Doreen Pendgracs discusses varieties of chocolate for Valentine’s Day, offers samples

Doreen Pendgracs, founder of Chocolatour, gave a presentation at the University Women’s Club (UWC) last Friday to “educate, entertain and entice chocolate lovers to explore the world through chocolate.”

The event featured a talk by Pendgracs, author of the 2014 book Chocolatour: A Quest for the World’s Best Chocolate, a lunch and chocolate samples.

The UWC was founded in 1909 by a group of women who wished to maintain contact following graduation and work to “advance women’s place in the community.”

Pendgracs noted that some believe chocolate has “the powers of an aphrodisiac,” although scientists dispute this.  

“That’s partly why roses and chocolate and wine are in the spirit of Valentine’s Day and love,” she said.

“Everybody loves chocolate, right? They say nine out of 10 people love chocolate and the tenth person’s lying.”

Pendgracs said she originally wanted to write a book on wine travel, but found that while there were many books on the subject, “nobody had ever done a book on chocolate travel.”

After touring a cacao and coffee plantation in Dominican Republic, Pendgracs took interest in the chocolate making process. She travelled to Europe to begin her research and has since visited over 20 countries to learn about chocolate. 

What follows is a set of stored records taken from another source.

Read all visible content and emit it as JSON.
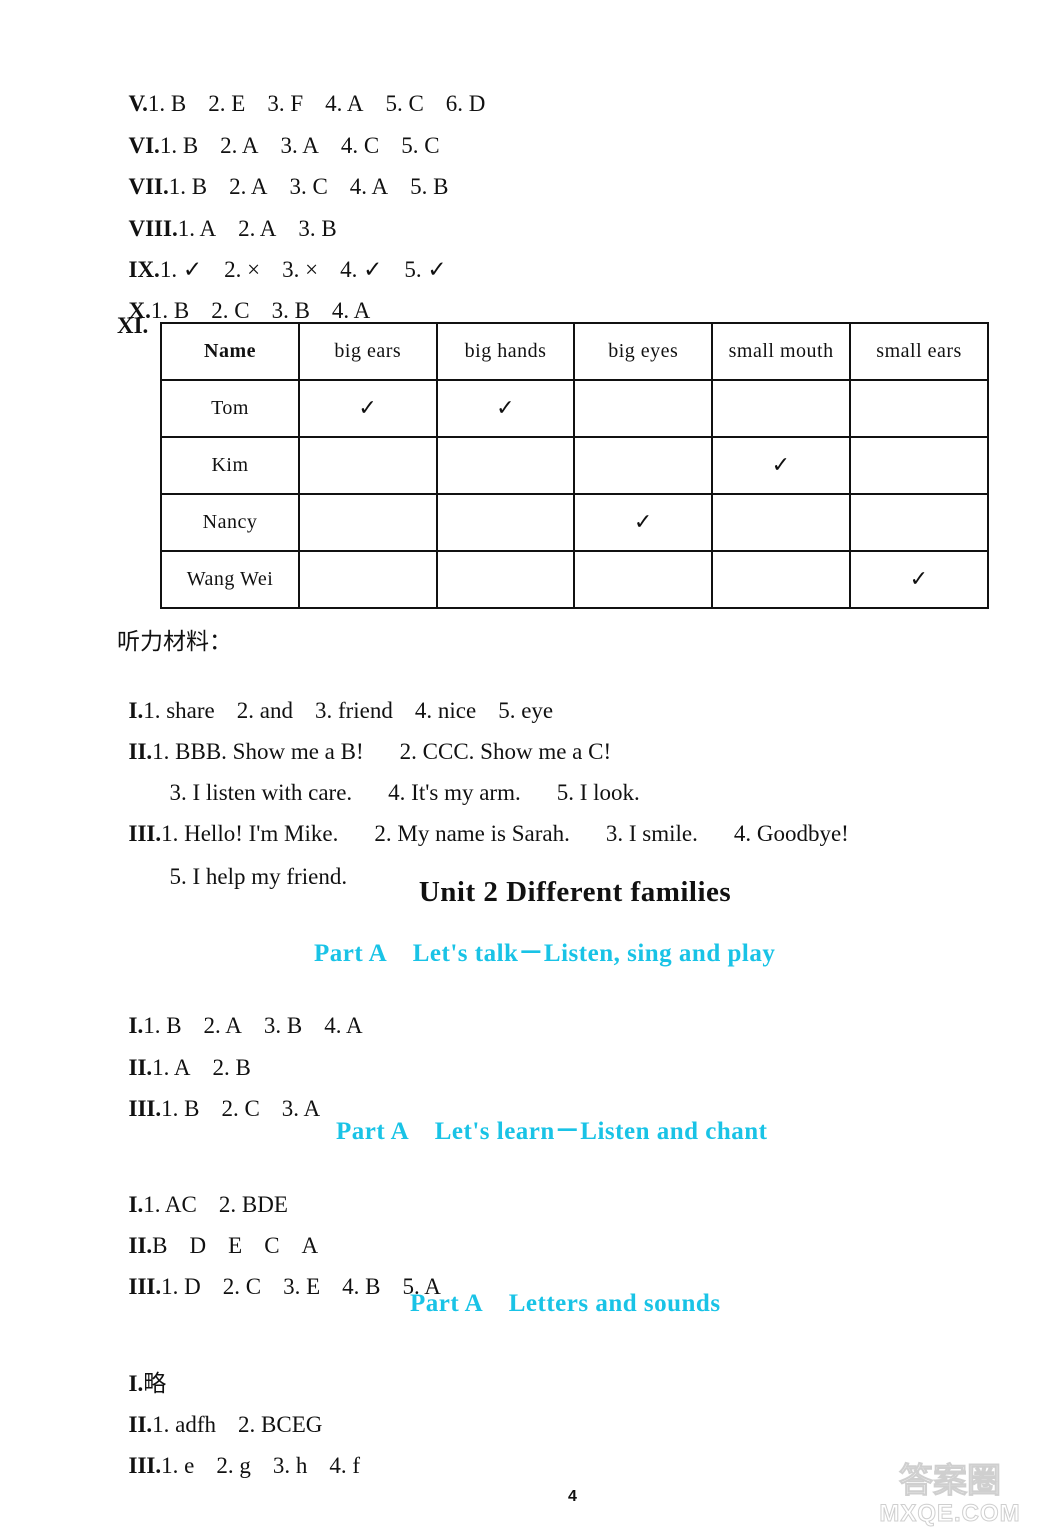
{
  "answers_top": [
    {
      "num": "V.",
      "items": [
        "1. B",
        "2. E",
        "3. F",
        "4. A",
        "5. C",
        "6. D"
      ]
    },
    {
      "num": "VI.",
      "items": [
        "1. B",
        "2. A",
        "3. A",
        "4. C",
        "5. C"
      ]
    },
    {
      "num": "VII.",
      "items": [
        "1. B",
        "2. A",
        "3. C",
        "4. A",
        "5. B"
      ]
    },
    {
      "num": "VIII.",
      "items": [
        "1. A",
        "2. A",
        "3. B"
      ]
    },
    {
      "num": "IX.",
      "items": [
        "1. ✓",
        "2. ×",
        "3. ×",
        "4. ✓",
        "5. ✓"
      ]
    },
    {
      "num": "X.",
      "items": [
        "1. B",
        "2. C",
        "3. B",
        "4. A"
      ]
    }
  ],
  "table_section": {
    "num": "XI.",
    "headers": [
      "Name",
      "big ears",
      "big hands",
      "big eyes",
      "small mouth",
      "small ears"
    ],
    "rows": [
      {
        "name": "Tom",
        "cells": [
          "✓",
          "✓",
          "",
          "",
          ""
        ]
      },
      {
        "name": "Kim",
        "cells": [
          "",
          "",
          "",
          "✓",
          ""
        ]
      },
      {
        "name": "Nancy",
        "cells": [
          "",
          "",
          "✓",
          "",
          ""
        ]
      },
      {
        "name": "Wang Wei",
        "cells": [
          "",
          "",
          "",
          "",
          "✓"
        ]
      }
    ]
  },
  "listening": {
    "heading": "听力材料：",
    "lines": [
      {
        "num": "I.",
        "items": [
          "1. share",
          "2. and",
          "3. friend",
          "4. nice",
          "5. eye"
        ]
      },
      {
        "num": "II.",
        "items": [
          "1. BBB. Show me a B!",
          "2. CCC. Show me a C!"
        ]
      },
      {
        "num": "",
        "items": [
          "3. I listen with care.",
          "4. It's my arm.",
          "5. I look."
        ]
      },
      {
        "num": "III.",
        "items": [
          "1. Hello! I'm Mike.",
          "2. My name is Sarah.",
          "3. I smile.",
          "4. Goodbye!"
        ]
      },
      {
        "num": "",
        "items": [
          "5. I help my friend."
        ]
      }
    ]
  },
  "unit": {
    "title": "Unit 2    Different families",
    "parts": [
      {
        "title": "Part A    Let's talk－Listen, sing and play",
        "lines": [
          {
            "num": "I.",
            "items": [
              "1. B",
              "2. A",
              "3. B",
              "4. A"
            ]
          },
          {
            "num": "II.",
            "items": [
              "1. A",
              "2. B"
            ]
          },
          {
            "num": "III.",
            "items": [
              "1. B",
              "2. C",
              "3. A"
            ]
          }
        ]
      },
      {
        "title": "Part A    Let's learn－Listen and chant",
        "lines": [
          {
            "num": "I.",
            "items": [
              "1. AC",
              "2. BDE"
            ]
          },
          {
            "num": "II.",
            "items": [
              "B",
              "D",
              "E",
              "C",
              "A"
            ]
          },
          {
            "num": "III.",
            "items": [
              "1. D",
              "2. C",
              "3. E",
              "4. B",
              "5. A"
            ]
          }
        ]
      },
      {
        "title": "Part A    Letters and sounds",
        "lines": [
          {
            "num": "I.",
            "items": [
              "略"
            ]
          },
          {
            "num": "II.",
            "items": [
              "1. adfh",
              "2. BCEG"
            ]
          },
          {
            "num": "III.",
            "items": [
              "1. e",
              "2. g",
              "3. h",
              "4. f"
            ]
          }
        ]
      }
    ]
  },
  "page_number": "4",
  "watermark": {
    "top": "答案圈",
    "bottom": "MXQE.COM"
  },
  "colors": {
    "part_title": "#19c3e6",
    "text": "#111111"
  }
}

Sue Bishop and Ellen Peel, the current co-presidents of UWC, have both been members for at least 10 years.

Peel said that when the club started, women who pursued a university education at that time were “very unusual.” Bishop said she felt “fortunate to have been born when and where” she was.

“At the time I was growing up, it was totally normal and pretty much expected that you would go on to some kind of post-secondary education or training,” she said.

In the past 10 to 15 years, Bishop said that the club has broadened to include people who share the interests and values of the club, not just on those who have had previous university education.

Bishop called the club “a community of women who value education who come here to build friendship.” The club offers scholarships and extended education courses. 

Bishop said the club welcomes anyone to visit or take part in their events and continuing education programs, and find out whether the club “would be a place they might like to hang out.” 

Pendgracs said chocolate   festivals and events bring both chocolate makers and chocolate lovers together from around the world.  

She said her Ukrainian background taught her to “savour” food. She said chocolate should not be chewed but melted “slowly in your mouth” to allow the flavours to be released. 

She emphasized the variety of flavours chocolate can exhibit.

“Chocolate can be sweet, but it can be savoury, it can be sensual, it can be inspiring, and it also can promote love,” she said.